InhaltsverzeichnisIntroduction 1. Habit and Willpower 2. Simple Ambivalence 3. Complex Ambivalence 4. The Lonely Addict 5. Soft Commitment 6. Rules and Probability 7. Self-Control and Social Cooperation Notes References Index
PortraitHoward Rachlin is Distinguished Professor of Psychology, Emeritus, at Stony Brook University.

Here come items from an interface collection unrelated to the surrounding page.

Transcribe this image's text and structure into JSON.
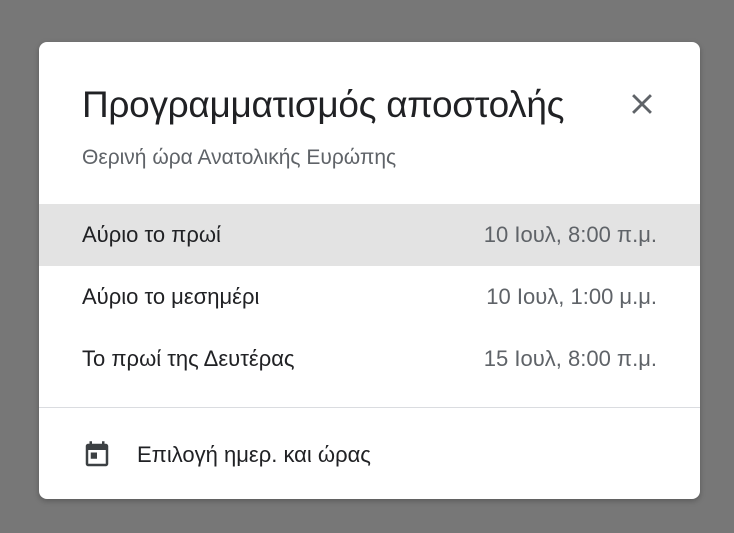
{
  "dialog": {
    "title": "Προγραμματισμός αποστολής",
    "subtitle": "Θερινή ώρα Ανατολικής Ευρώπης",
    "close_icon": "close-icon"
  },
  "options": [
    {
      "label": "Αύριο το πρωί",
      "time": "10 Ιουλ, 8:00 π.μ.",
      "selected": true
    },
    {
      "label": "Αύριο το μεσημέρι",
      "time": "10 Ιουλ, 1:00 μ.μ.",
      "selected": false
    },
    {
      "label": "Το πρωί της Δευτέρας",
      "time": "15 Ιουλ, 8:00 π.μ.",
      "selected": false
    }
  ],
  "pick_custom": {
    "icon": "calendar-icon",
    "label": "Επιλογή ημερ. και ώρας"
  },
  "colors": {
    "backdrop": "#777777",
    "dialog_bg": "#ffffff",
    "selected_row_bg": "#e3e3e3",
    "primary_text": "#202124",
    "secondary_text": "#5f6368"
  }
}
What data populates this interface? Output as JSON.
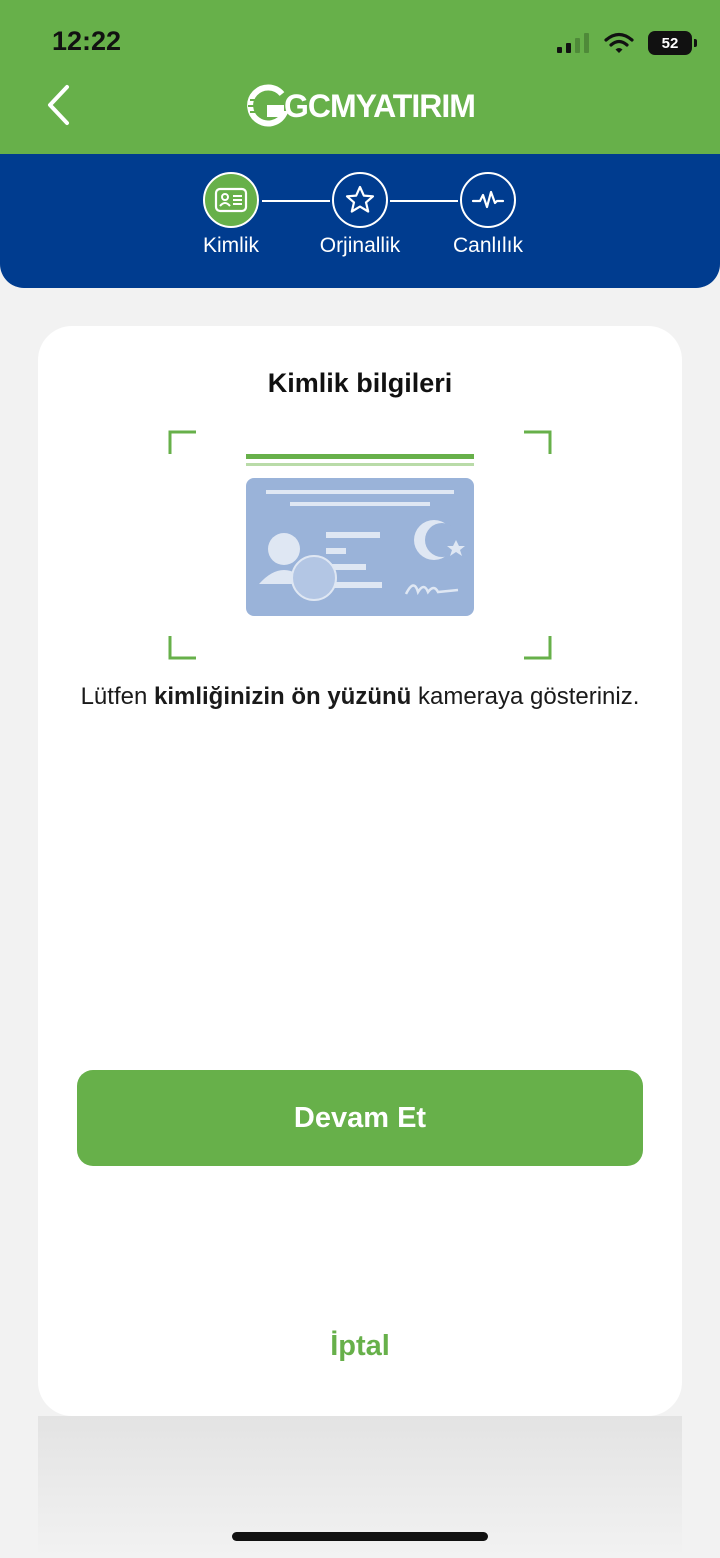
{
  "status_bar": {
    "time": "12:22",
    "battery": "52",
    "icons": [
      "signal-icon",
      "wifi-icon",
      "battery-icon"
    ]
  },
  "header": {
    "logo_text": "GCMYATIRIM",
    "back_icon": "chevron-left-icon"
  },
  "steps": [
    {
      "label": "Kimlik",
      "icon": "id-card-icon",
      "active": true
    },
    {
      "label": "Orjinallik",
      "icon": "star-icon",
      "active": false
    },
    {
      "label": "Canlılık",
      "icon": "heartbeat-icon",
      "active": false
    }
  ],
  "card": {
    "title": "Kimlik bilgileri",
    "instruction_prefix": "Lütfen ",
    "instruction_bold": "kimliğinizin ön yüzünü",
    "instruction_suffix": " kameraya gösteriniz.",
    "continue_label": "Devam Et",
    "cancel_label": "İptal"
  },
  "colors": {
    "brand_green": "#67b04a",
    "brand_blue": "#003c8f",
    "id_card_blue": "#9ab3d9"
  }
}
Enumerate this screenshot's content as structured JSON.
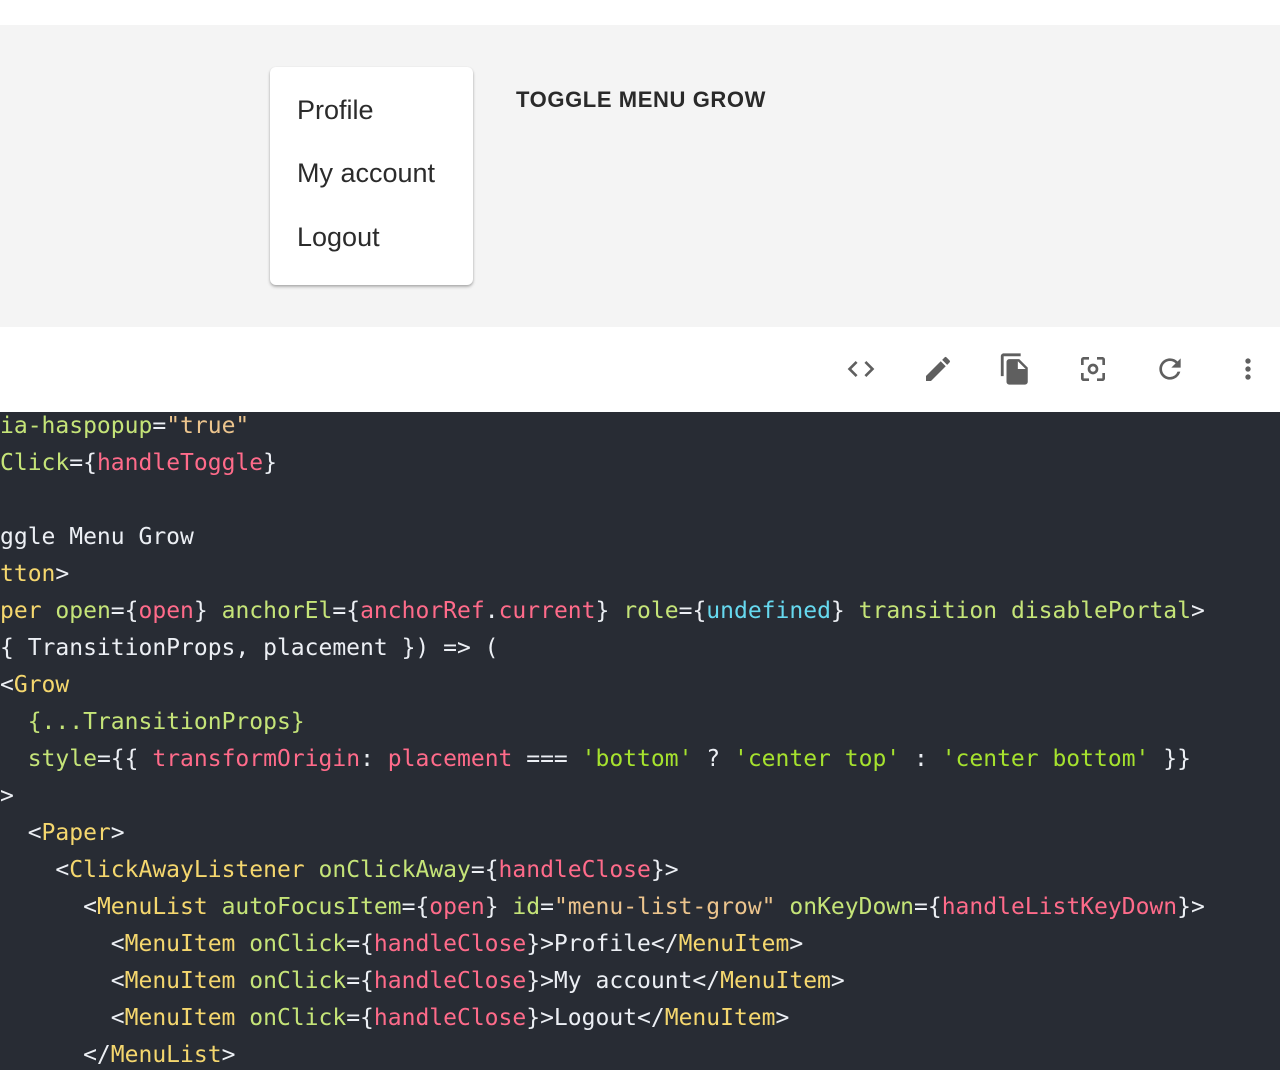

PressestimmenIt is rare that an academic psychology book can change your life. This one can. It combines ideas from the behavioral psychology laboratory with modern economic reasoning to provide a theoretical account of human impulsiveness, addiction (including multiple addictions), relapse, craving, and commitment (what a clinician like me would call the psychoanalytic conflict between pleasure and reality principles). Although Rachlin denies that this is a self-help book, it contains numerous insights and prescriptions relating to alcoholism, gambling, heroin addiction, eating disorders, and other serous human conflicts. -- Marvin Frankel Contemporary Psychology Howard Rachlin has spent much of his illustrious career exploring the science of self-control, the subject of this fascinating book. In our opinion the book may be appreciated in at least four overlapping ways. First of all, this is a textbook on self-control suited for an advanced undergraduate or graduate class. Second, it is a theoretical and empirical primer for understanding self-control, including some useful general applications to self-control in our everyday lives. Third, it is a forum for presenting some intriguing principles about behavior, especially as related to self-control. And finally, it serves as a vehicle to advocate a broad general theory of behavior, teleological behaviorism...The powerful and intriguing analysis presented in The Science of Self-Control has broad applicability, whether or not we accept the author's view of teleological behaviorism. This is indeed 'a good read.' -- Edmund Fantino and Stephanie Stolarz-Fantino Journal of the Experimental Analysis of Behavior Howard Rachlin's The Science of Self-Control is a masterwork by a master scientist. Written with elegant simplicity, exquisite precision and admirable economy, this brief 220-page book combines experimental detail, astute generalizations, mathematical rigor, and philosophical breadth-all the elements of first-rate science. Not a handbook for practitioners but a treatise on theory, it nevertheless includes many useful insights for persons seeking more felicitous ways to manage behavior, their own or that of others. Such is its authority that I expect it to become a fixture in the libraries of experimental psychologists and practicing psychotherapists, but such is the grace and clarity of its writing that I also think it will be read with pleasure by many intelligent laymen. -- Max Hocutt Metapsychology
Untertitel: Sprache: Englisch.
Verlag: HARVARD UNIV PR
Erscheinungsdatum: März 2004
Seitenanzahl: 240 Seiten